British ColumbiaCoronavirusLive musicLive theatre

Just Posted

A report shows nine West Kootenay communities are have more low-income persons than the provincial average. File photo
Study casts new light on poverty in the West Kootenay

Nine communities in region have more low-income residents than provincial average

A volunteer delivers food to families as part of a West Kootenay EcoSociety program. Photo: Submitted
Farms to Friends delivers 2,500th bag of food to families in need

The program services communities in the Nelson, Trail and Castlegar areas

Selkirk College has begun its search in earnest for a leader to replace president Angus Graeme who is set to retire from his position in May 2022. Photo: Submitted
Selkirk College seeks community input for president search

Current president Angus Graeme retires next year

Waneta Manor is located on Laburnum Drive in Trail. Photo: Sheri Regnier
Senior dies as Trail tenants continue wait for broken elevator to be fixed

The elevator in Waneta Manor has been out of commission since February

Adrian Moyls is the Selkirk College Class of 2021 valedictorian and graduate of the School of Health and Human Services. Photo: Submitted
Selkirk College valedictorian proves mettle in accomplishment

Adrian Moyls is a graduate of the School of Health and Human Services

Marco Mendicino, Minister of Immigration, Refugees and Citizenship during a press conference in Ottawa on Thursday, May 13, 2021. THE CANADIAN PRESS/Sean Kilpatrick
Canada to welcome 45,000 refugees this year, says immigration minister

Canada plans to increase persons admitted from 23,500 to 45,000 and expedite permanent residency applications

Cannabis bought in British Columbia (Ashley Wadhwani/Black Press Media)
Is it time to start thinking about greener ways to package cannabis?

Packaging suppliers are still figuring eco-friendly and affordable packaging options that fit the mandates of Cannabis Regulations

FILE – Most lanes remain closed at the Peace Arch border crossing into the U.S. from Canada, where the shared border has been closed for nonessential travel in an effort to prevent the spread of the coronavirus, Thursday, May 7, 2020, in Blaine, Wash. The restrictions at the border took effect March 21, while allowing trade and other travel deemed essential to continue. (AP Photo/Elaine Thompson)
Feds to issue update on border measures for fully vaccinated Canadians, permanent residents

Border with U.S. to remain closed to most until at least July 21

A portion of the George Road wildfire burns near Lytton, B.C. in this Friday, June 18, 2021 handout photo. THE CANADIAN PRESS/HO, BC Wildfire Service *MANDATORY CREDIT*
Blaze near Lytton spread across steep terrain, says BC Wildfire Service

Fire began Wednesday and is suspected to be human-caused, but remains under investigation

Blair Lebsack, owner of RGE RD restaurant, poses for a portrait in the dining room, in Edmonton, Friday, June 18, 2021. Canadian restaurants are having to find ways to deal with the rising cost of food. THE CANADIAN PRESS/Jason Franson
Canadian restaurateurs grapple with rising food costs, menu prices expected to rise

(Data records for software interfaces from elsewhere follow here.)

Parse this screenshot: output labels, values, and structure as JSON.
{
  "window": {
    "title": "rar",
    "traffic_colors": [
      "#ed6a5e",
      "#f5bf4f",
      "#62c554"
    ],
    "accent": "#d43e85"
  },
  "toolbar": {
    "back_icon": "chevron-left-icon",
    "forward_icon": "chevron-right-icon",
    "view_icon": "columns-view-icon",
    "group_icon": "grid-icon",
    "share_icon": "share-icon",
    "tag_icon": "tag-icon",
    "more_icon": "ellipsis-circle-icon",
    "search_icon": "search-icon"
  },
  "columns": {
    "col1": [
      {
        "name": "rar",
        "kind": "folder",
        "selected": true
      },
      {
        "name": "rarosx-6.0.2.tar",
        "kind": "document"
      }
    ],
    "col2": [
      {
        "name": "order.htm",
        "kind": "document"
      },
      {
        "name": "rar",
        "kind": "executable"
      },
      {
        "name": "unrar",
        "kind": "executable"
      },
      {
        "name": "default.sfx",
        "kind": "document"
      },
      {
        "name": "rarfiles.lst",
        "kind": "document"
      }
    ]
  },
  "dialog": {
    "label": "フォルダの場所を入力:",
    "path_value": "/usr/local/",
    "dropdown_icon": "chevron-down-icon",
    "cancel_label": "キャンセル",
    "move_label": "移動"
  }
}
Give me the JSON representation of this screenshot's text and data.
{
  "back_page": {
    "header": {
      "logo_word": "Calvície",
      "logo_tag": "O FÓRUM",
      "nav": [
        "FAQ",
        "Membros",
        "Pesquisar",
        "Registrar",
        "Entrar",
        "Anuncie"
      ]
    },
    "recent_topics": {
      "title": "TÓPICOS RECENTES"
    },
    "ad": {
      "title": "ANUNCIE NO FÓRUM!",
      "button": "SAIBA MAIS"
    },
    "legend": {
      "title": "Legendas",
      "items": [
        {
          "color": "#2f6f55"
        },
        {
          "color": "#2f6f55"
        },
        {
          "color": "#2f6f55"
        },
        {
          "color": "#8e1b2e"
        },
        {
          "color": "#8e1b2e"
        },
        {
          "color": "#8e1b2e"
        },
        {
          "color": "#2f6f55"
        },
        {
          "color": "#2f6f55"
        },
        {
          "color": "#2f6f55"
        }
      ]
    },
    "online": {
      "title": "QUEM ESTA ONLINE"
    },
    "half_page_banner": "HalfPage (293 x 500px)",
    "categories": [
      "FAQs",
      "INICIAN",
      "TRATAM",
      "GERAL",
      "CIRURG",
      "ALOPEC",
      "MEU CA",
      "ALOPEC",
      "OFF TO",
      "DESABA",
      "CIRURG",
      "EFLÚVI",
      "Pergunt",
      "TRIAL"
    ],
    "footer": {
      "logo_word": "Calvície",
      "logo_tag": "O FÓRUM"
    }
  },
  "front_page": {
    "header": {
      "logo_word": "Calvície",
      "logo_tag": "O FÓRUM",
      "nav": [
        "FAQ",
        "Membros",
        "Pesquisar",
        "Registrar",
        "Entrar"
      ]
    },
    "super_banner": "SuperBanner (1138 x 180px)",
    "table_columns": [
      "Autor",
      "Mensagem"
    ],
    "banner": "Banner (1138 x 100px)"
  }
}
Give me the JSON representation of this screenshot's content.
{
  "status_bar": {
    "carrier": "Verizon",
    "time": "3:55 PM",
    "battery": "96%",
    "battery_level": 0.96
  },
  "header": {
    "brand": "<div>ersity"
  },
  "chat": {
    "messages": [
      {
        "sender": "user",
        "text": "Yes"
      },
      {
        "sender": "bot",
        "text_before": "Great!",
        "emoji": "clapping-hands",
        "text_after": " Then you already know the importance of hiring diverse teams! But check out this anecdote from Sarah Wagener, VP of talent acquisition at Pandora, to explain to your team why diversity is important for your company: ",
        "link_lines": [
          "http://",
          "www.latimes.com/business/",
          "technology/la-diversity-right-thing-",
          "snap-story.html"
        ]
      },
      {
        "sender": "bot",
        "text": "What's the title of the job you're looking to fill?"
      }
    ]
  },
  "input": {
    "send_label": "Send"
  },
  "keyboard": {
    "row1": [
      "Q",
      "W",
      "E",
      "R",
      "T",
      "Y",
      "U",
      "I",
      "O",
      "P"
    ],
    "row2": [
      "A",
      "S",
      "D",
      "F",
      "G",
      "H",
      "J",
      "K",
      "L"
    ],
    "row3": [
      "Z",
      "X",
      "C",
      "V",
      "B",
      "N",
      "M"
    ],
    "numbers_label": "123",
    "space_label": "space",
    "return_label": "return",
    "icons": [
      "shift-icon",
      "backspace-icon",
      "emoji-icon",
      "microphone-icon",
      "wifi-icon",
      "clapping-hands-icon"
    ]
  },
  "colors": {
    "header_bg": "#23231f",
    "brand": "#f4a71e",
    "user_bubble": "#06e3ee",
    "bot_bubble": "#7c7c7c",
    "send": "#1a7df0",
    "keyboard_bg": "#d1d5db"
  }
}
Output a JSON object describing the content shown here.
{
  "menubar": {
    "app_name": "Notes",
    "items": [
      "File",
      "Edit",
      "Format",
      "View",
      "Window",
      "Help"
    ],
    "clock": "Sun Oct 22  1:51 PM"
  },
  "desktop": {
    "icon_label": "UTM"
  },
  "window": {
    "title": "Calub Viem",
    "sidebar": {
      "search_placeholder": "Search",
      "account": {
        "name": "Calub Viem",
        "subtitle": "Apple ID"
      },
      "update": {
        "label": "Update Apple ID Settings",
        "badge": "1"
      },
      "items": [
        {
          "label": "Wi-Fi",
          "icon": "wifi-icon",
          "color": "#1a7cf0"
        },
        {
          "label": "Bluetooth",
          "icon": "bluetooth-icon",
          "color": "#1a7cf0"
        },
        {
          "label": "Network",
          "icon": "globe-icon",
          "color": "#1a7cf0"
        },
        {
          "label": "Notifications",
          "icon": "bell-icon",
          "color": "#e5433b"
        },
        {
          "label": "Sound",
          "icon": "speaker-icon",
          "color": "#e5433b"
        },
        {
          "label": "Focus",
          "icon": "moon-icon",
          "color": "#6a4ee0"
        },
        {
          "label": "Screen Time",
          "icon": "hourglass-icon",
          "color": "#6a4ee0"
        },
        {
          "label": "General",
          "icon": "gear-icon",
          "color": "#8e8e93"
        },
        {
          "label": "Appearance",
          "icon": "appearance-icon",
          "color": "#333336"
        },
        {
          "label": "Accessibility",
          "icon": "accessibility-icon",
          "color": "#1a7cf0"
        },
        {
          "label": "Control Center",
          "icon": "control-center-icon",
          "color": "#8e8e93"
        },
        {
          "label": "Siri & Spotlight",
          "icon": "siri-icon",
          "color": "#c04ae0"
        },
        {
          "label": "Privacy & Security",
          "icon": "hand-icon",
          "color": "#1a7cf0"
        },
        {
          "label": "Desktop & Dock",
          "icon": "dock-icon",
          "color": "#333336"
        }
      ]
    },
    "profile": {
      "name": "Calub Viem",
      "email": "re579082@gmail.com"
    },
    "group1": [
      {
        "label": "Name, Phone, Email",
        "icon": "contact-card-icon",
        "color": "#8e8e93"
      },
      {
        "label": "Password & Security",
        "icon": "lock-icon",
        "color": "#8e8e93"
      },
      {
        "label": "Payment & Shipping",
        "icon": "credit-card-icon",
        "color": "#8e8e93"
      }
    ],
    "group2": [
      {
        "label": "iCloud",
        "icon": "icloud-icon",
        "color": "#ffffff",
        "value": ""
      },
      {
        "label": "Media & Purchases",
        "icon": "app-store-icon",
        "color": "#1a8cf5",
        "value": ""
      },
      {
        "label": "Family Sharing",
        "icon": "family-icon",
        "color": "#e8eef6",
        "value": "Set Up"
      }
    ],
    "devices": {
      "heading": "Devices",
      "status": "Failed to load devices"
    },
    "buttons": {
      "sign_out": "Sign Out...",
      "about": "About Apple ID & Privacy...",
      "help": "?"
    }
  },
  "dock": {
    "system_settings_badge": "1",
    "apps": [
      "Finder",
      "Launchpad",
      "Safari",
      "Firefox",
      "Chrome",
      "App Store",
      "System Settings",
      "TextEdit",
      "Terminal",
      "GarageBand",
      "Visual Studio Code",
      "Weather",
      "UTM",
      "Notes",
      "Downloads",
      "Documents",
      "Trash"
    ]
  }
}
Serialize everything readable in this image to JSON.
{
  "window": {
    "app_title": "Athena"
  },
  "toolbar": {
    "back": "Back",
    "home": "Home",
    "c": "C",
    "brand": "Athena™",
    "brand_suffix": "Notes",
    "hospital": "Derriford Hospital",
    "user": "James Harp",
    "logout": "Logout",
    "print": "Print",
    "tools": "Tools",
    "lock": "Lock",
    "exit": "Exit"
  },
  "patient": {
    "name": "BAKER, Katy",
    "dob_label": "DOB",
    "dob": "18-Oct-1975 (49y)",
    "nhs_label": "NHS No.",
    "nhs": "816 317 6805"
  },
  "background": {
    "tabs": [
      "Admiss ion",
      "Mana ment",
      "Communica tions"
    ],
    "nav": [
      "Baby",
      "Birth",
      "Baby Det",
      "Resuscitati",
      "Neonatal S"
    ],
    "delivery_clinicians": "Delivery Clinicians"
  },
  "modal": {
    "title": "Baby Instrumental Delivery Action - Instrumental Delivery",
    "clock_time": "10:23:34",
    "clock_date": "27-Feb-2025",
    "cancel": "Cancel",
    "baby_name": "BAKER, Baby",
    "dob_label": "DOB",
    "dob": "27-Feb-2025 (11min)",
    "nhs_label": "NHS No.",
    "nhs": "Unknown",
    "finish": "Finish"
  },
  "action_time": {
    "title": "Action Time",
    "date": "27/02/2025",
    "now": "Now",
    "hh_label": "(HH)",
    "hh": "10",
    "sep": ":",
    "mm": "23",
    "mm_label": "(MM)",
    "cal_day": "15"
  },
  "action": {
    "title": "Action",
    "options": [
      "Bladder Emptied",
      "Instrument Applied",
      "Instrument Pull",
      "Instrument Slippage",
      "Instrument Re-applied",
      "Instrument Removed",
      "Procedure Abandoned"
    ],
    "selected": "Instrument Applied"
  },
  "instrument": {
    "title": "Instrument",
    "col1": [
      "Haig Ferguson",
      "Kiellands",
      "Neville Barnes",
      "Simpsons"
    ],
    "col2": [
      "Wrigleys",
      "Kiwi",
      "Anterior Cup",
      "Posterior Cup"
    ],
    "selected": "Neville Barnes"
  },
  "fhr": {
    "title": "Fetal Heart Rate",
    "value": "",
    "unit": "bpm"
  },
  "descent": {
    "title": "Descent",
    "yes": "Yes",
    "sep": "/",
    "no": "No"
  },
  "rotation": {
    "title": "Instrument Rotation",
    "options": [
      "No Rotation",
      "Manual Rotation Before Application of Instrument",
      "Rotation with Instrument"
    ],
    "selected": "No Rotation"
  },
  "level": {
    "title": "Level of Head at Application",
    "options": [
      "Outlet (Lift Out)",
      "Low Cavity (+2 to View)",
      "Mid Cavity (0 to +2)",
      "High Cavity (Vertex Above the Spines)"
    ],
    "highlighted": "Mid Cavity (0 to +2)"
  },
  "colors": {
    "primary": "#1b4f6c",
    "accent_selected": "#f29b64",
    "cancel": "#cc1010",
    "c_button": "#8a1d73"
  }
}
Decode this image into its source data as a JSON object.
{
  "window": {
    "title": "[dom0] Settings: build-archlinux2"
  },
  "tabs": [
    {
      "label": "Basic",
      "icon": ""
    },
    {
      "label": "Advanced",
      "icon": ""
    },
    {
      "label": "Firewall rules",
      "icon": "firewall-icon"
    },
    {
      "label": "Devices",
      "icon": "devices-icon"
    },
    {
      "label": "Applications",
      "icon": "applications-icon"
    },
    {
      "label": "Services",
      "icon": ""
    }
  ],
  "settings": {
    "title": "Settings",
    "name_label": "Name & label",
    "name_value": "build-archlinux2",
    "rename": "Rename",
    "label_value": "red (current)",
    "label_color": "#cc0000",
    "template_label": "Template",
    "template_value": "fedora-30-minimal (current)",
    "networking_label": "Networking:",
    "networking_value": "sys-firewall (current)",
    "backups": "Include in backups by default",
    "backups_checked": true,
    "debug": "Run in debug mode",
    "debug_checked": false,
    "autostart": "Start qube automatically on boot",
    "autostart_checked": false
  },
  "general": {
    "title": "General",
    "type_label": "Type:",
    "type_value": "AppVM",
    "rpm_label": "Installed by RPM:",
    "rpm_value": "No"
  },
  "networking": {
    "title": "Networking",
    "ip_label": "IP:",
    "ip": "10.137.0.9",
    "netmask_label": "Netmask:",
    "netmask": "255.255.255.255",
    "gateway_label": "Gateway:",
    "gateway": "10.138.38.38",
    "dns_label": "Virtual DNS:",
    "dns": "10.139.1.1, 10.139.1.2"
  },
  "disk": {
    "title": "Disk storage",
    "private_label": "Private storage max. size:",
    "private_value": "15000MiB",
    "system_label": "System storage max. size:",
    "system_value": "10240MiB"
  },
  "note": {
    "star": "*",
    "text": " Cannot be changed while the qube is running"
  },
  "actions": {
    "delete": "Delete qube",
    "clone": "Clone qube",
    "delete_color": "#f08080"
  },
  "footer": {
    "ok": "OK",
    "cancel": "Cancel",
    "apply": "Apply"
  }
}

Restaurants are a low margin industry, so there’s not a lot of room to work in additional costs

RCMP crest. (Black Press Media files)
Fort St. John man arrested after allegedly inviting sexual touching from children

Two children reported the incident to a trusted adult right away

Barbara Violo, pharmacist and owner of The Junction Chemist Pharmacy, draws up a dose behind vials of both Pfizer-BioNTech and Oxford-AstraZeneca COVID-19 vaccines on the counter, in Toronto, Friday, June 18, 2021. An independent vaccine tracker website founded by a University of Saskatchewan student says just over 20 per cent of eligible Canadians — those 12 years old and above — are now fully vaccinated. THE CANADIAN PRESS/Nathan Denette
At least 20% of eligible Canadians fully vaccinated, 75% with one dose: data

Earlier projections for reopening at this milestone didn’t include Delta variant

This undated file photo provided by Ernie Carswell & Partners shows the home featured in the opening and closing scenes of The Brady Bunch in Los Angeles. Do you know the occupation of Mike Brady, the father in this show about a blended family? (Anthony Barcelo/Ernie Carswell & Partners via AP, File)
QUIZ: A celebration of dad on Father’s Day

How much do you know about famous fathers?

Most Read